also submitted that a 24 hour police guard would be difficult, if not
impossible, to enforce at the farm. The learned judge agreed
with
both submissions.






In my view,
the fact that the appellant had not absconded up to the time of
making the application in the court
a
quo

did not necessarily mean that if he was permitted to reside at the
farm he would not abscond. In judging the risk of absconding,
the
Court ascribes to the accused the ordinary motives and fears which
sway human beings. The more serious the charge and the heavier
the
sentence expected upon conviction, the greater will be the temptation
to abscond. See
Aitken
& Anor v Attorney-General

1992 (1) ZLR 249 (S) at 254 D-F.






In the
present case, the appellant is charged with serious violations of the
Exchange Control Act [
Chapter
22:05
]
and if he is convicted the appropriate sentence is likely to be a
heavy one. The learned judge did not, therefore, misdirect herself
when she found that the State’s fears and concerns were justified.
After all, she had heard the State’s evidence against the
appellant and was in a position to assess the strength of the State’s
case.






Accordingly,
the concession made by Mrs
Chimbaru,
that the learned judge misdirected herself when she found that the
State’s fears and concerns were justified, was not properly
made.

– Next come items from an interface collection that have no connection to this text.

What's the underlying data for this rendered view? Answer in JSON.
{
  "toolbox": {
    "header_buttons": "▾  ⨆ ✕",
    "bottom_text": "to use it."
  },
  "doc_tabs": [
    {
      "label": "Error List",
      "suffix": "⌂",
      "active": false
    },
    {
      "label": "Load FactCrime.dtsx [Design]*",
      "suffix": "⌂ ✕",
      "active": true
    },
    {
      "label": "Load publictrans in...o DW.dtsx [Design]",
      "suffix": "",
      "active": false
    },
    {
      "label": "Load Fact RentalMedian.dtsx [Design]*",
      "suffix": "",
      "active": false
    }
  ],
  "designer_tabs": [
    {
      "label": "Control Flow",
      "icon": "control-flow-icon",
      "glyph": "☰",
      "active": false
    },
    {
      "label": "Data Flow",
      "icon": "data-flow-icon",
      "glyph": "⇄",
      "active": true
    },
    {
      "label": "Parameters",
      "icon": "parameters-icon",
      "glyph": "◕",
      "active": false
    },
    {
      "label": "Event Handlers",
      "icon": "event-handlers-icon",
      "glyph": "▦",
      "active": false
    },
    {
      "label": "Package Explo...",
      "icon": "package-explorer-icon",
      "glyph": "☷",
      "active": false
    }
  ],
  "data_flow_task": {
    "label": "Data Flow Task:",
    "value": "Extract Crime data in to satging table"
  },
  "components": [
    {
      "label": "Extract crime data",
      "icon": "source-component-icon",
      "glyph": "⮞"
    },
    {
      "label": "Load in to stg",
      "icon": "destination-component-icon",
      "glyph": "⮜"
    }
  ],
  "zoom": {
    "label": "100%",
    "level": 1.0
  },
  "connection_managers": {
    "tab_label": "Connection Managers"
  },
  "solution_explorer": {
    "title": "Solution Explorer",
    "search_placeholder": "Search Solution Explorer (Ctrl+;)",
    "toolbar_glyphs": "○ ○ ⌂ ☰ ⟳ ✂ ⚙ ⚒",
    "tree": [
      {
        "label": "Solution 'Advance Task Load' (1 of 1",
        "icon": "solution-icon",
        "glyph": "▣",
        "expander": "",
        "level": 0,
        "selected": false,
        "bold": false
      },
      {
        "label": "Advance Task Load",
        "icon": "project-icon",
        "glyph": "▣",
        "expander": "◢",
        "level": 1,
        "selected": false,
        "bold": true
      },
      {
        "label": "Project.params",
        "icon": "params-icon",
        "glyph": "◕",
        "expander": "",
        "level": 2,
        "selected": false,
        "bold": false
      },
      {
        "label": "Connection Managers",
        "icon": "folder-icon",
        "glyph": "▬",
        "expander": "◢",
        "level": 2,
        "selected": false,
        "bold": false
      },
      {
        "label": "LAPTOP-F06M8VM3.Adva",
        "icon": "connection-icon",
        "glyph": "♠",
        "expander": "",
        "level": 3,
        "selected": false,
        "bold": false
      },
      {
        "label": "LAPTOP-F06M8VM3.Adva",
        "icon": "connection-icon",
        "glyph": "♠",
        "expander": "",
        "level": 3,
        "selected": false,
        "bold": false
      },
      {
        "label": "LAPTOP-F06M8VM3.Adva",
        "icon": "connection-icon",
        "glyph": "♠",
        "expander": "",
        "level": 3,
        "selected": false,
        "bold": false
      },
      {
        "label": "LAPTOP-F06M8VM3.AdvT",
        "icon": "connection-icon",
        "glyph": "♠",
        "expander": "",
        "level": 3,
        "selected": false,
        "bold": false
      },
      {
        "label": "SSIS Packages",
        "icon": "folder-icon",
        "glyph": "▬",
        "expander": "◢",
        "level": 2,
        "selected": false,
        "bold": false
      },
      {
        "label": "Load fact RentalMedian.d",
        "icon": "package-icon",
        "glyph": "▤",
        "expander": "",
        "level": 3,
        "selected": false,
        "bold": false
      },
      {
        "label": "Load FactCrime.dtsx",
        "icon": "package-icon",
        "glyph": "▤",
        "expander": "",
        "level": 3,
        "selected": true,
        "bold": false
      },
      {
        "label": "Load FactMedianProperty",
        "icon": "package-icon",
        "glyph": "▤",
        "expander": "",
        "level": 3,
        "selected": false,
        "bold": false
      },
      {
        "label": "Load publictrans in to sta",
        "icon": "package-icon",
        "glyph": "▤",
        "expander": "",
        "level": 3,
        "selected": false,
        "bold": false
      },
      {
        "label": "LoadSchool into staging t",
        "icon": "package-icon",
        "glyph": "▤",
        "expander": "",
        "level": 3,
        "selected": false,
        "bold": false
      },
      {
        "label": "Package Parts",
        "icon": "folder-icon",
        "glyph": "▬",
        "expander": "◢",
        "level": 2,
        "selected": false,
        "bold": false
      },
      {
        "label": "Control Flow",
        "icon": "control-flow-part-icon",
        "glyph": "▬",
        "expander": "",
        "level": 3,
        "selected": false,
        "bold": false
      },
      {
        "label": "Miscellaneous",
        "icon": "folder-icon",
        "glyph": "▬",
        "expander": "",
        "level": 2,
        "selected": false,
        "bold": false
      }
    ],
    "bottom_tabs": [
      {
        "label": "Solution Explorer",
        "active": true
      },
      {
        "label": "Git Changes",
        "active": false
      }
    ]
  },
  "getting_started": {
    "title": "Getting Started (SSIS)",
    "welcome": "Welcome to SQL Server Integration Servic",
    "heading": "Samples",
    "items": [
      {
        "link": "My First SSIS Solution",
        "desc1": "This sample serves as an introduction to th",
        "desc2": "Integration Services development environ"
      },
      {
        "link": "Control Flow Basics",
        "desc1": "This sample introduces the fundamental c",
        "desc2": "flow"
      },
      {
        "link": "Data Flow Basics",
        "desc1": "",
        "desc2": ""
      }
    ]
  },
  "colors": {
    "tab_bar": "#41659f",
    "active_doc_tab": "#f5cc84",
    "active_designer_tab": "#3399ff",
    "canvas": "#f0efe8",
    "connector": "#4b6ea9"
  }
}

In the
circumstances, none of the grounds of appeal relied upon by the
appellant has any validity, and no irregularity or misdirection
has
been proved to have been committed by the learned judge when she
dismissed the appellant’s application. Consequently, the
appellant has failed to establish any basis on which the learned
judge’s decision can be interfered with.






The appeal
is, therefore, dismissed.


















Byron
Venturas & Partners
,
appellant’s legal practitioners


Attorney-General’s
Office
,
respondent's legal practitioners